In an article on PRO ( the Professional Referee Organization that oversees the MLS officiating) that very play was analyzed. It turns out at the moment David Ousted had the ball pinned to the ground after backing into the net, the ball could not be considered fully over the line. The rule is that, if looking from above, no part of the ball can be overlapping the goal line. This means, it's possible for no part of the ball to actually touch the line and for the ball to not be considered in the net provided some part of the curve of the ball is still over the line. We certainly saw on the replays the ball not touching any part of the line, but the PRO article feels there is no way that at that point the ball could be completely beyond the goal line at the critical moment Ousted pinned the ball to the ground.
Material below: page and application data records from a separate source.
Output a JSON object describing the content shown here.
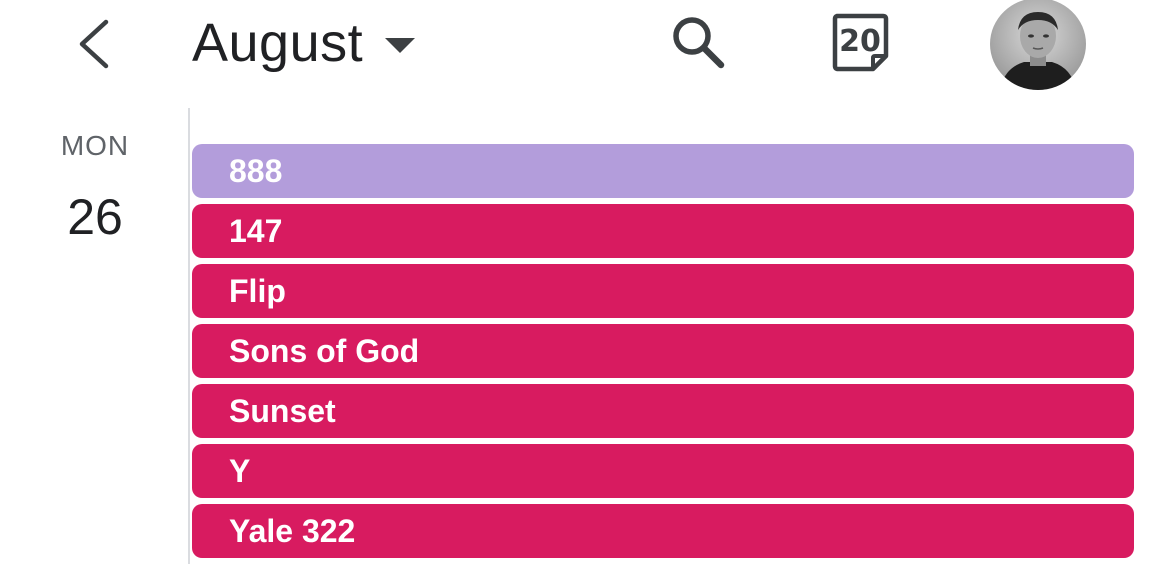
{
  "header": {
    "month": "August",
    "today_day": "20",
    "icons": {
      "back": "chevron-left-icon",
      "dropdown": "caret-down-icon",
      "search": "search-icon",
      "today": "calendar-today-icon",
      "avatar": "user-avatar"
    }
  },
  "day": {
    "name": "MON",
    "number": "26"
  },
  "events": [
    {
      "title": "888",
      "color": "#b39ddb"
    },
    {
      "title": "147",
      "color": "#d81b60"
    },
    {
      "title": "Flip",
      "color": "#d81b60"
    },
    {
      "title": "Sons of God",
      "color": "#d81b60"
    },
    {
      "title": "Sunset",
      "color": "#d81b60"
    },
    {
      "title": "Y",
      "color": "#d81b60"
    },
    {
      "title": "Yale 322",
      "color": "#d81b60"
    }
  ]
}
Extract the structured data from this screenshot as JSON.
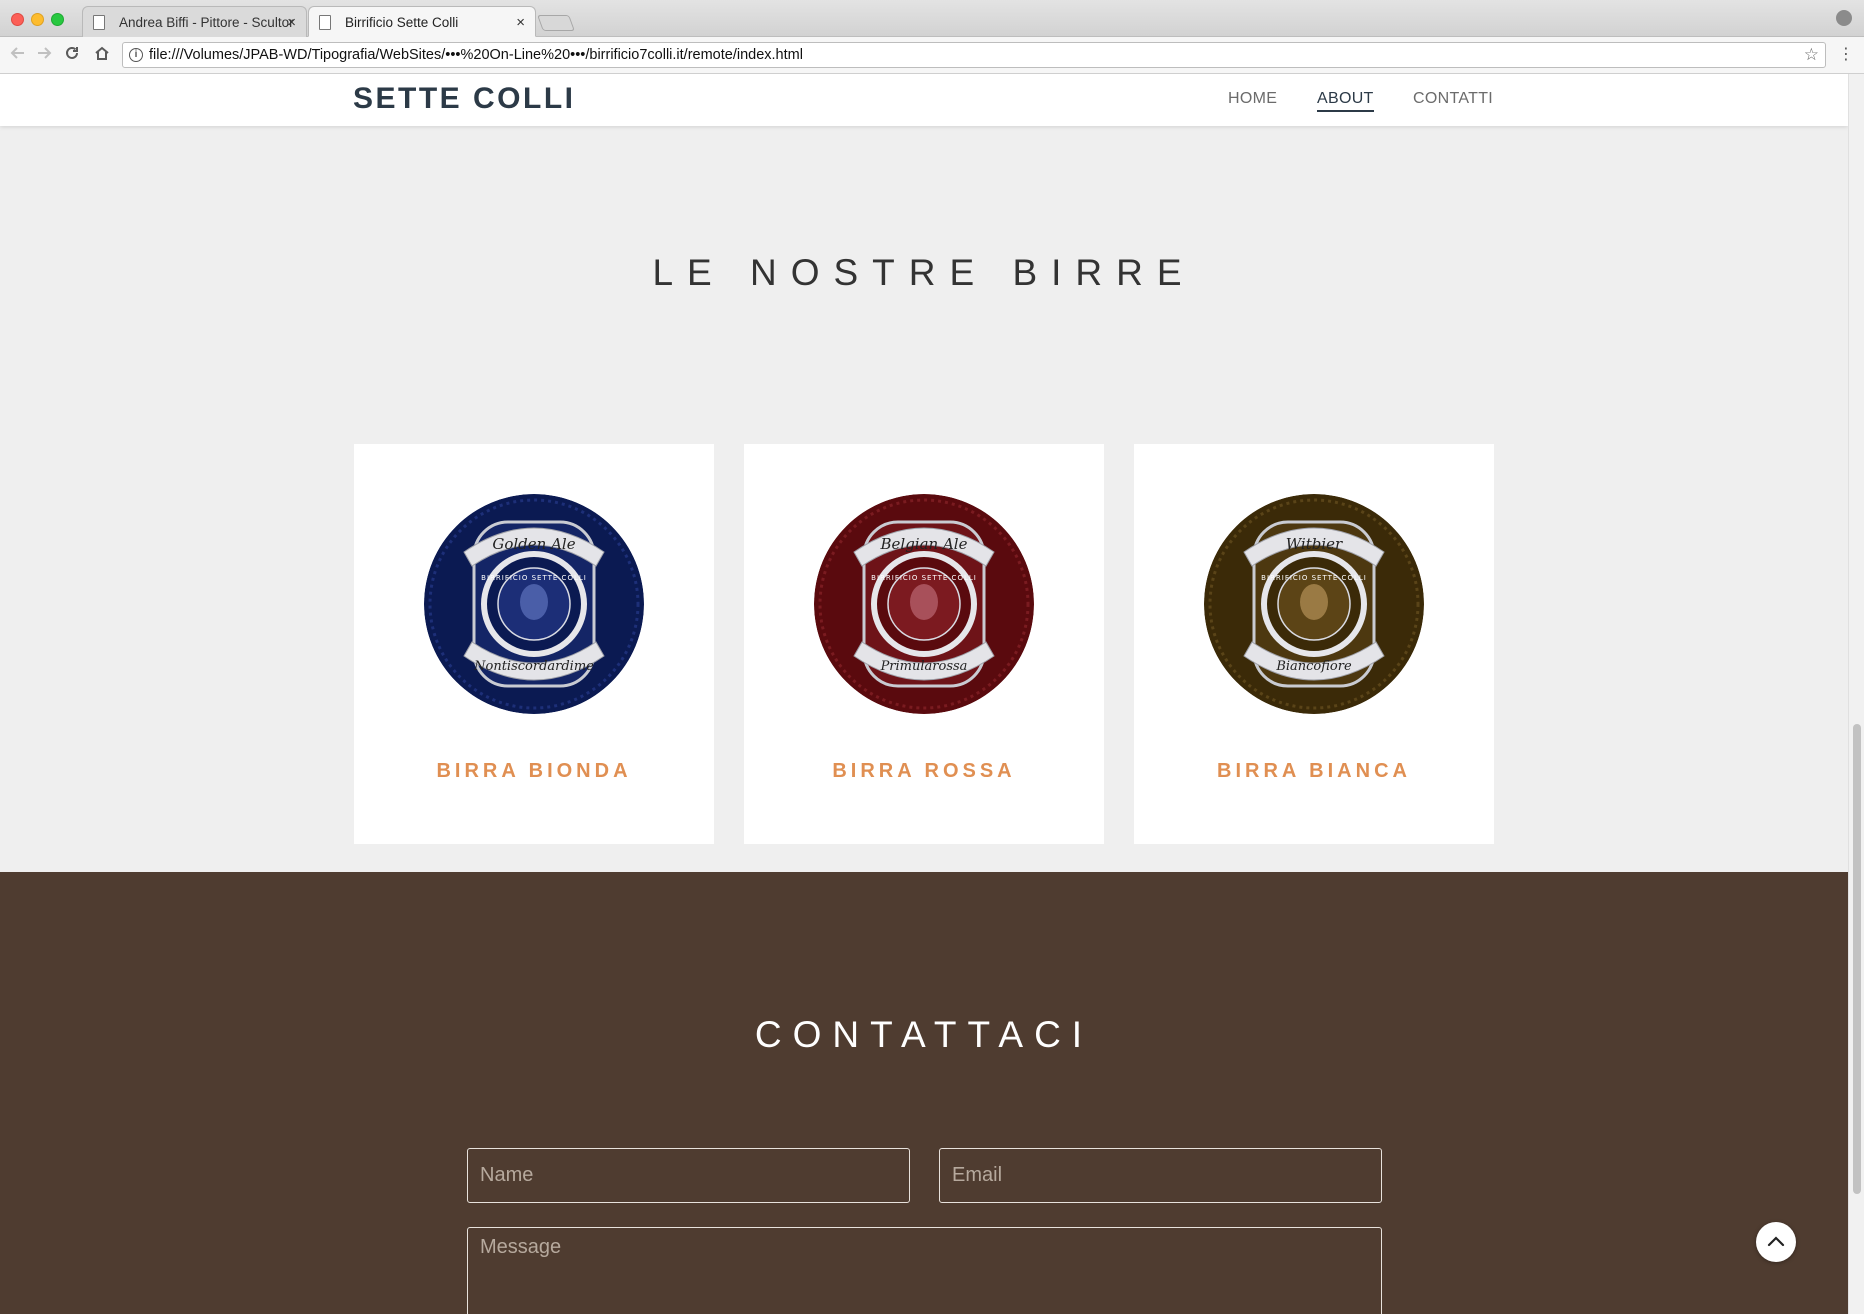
{
  "browser": {
    "tabs": [
      {
        "title": "Andrea Biffi - Pittore - Scultore",
        "active": false
      },
      {
        "title": "Birrificio Sette Colli",
        "active": true
      }
    ],
    "url": "file:///Volumes/JPAB-WD/Tipografia/WebSites/•••%20On-Line%20•••/birrificio7colli.it/remote/index.html",
    "close_glyph": "×"
  },
  "site": {
    "brand": "SETTE COLLI",
    "nav": [
      {
        "label": "HOME",
        "active": false
      },
      {
        "label": "ABOUT",
        "active": true
      },
      {
        "label": "CONTATTI",
        "active": false
      }
    ]
  },
  "beers_section": {
    "title": "LE NOSTRE BIRRE",
    "beers": [
      {
        "name": "BIRRA BIONDA",
        "style_script": "Golden Ale",
        "label_script": "Nontiscordardime",
        "badge": "BIRRIFICIO SETTE COLLI",
        "color": "#0b1a52"
      },
      {
        "name": "BIRRA ROSSA",
        "style_script": "Belgian Ale",
        "label_script": "Primularossa",
        "badge": "BIRRIFICIO SETTE COLLI",
        "color": "#5a0a0e"
      },
      {
        "name": "BIRRA BIANCA",
        "style_script": "Witbier",
        "label_script": "Biancofiore",
        "badge": "BIRRIFICIO SETTE COLLI",
        "color": "#3b2a08"
      }
    ]
  },
  "contact_section": {
    "title": "CONTATTACI",
    "name_placeholder": "Name",
    "email_placeholder": "Email",
    "message_placeholder": "Message"
  },
  "colors": {
    "brand_text": "#2c3a47",
    "accent_orange": "#e08f52",
    "contact_bg": "#4f3c30",
    "page_bg": "#efefef"
  }
}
It's when Alashe kicks the ball out of Ousted's hands and into the net that the ball completely clears the goal line. But this is an illegal act. The goal keeper is considered in control of the ball when it is contained between his hand and any surface, including the ground. So, in their opinion: no goal. The article then goes on to describe how the sideline ref did not reposition himself properly to get a good look at the play. Blah, blah, blah.

Sure, yet one more example of MLS refs getting it wrong, and this is most concerning if the assistant ref did consider the ball still in play until Alashe kicks it over the line, then it is another example of the refs not knowing the rules well enough (I seem to remember a game where the assistant ref called an offside on a throw in). But, I think it may be worth giving the benefit of the doubt here and concede that the ref just didn't put himself in the right place to see the play correctly. The lesser of two evils? It sucks to not have the play called correctly, but this is MLS and we know the score here.

I want the refs to get the calls right and to be accountable when they get things wrong. I guess the reason I'm not all up in arms over this possible non goal is that the Whitecaps flirt with this kind of danger when they let their opponent take chance after chance and corner kick after corner kick. This blown call is still not the reason the 'Caps lost that game. They lost because they didn't defend well and they didn't attack well. They didn't keep possession of the ball and they have difficulty getting the ball back, and the 'Caps best players aren't playing their best.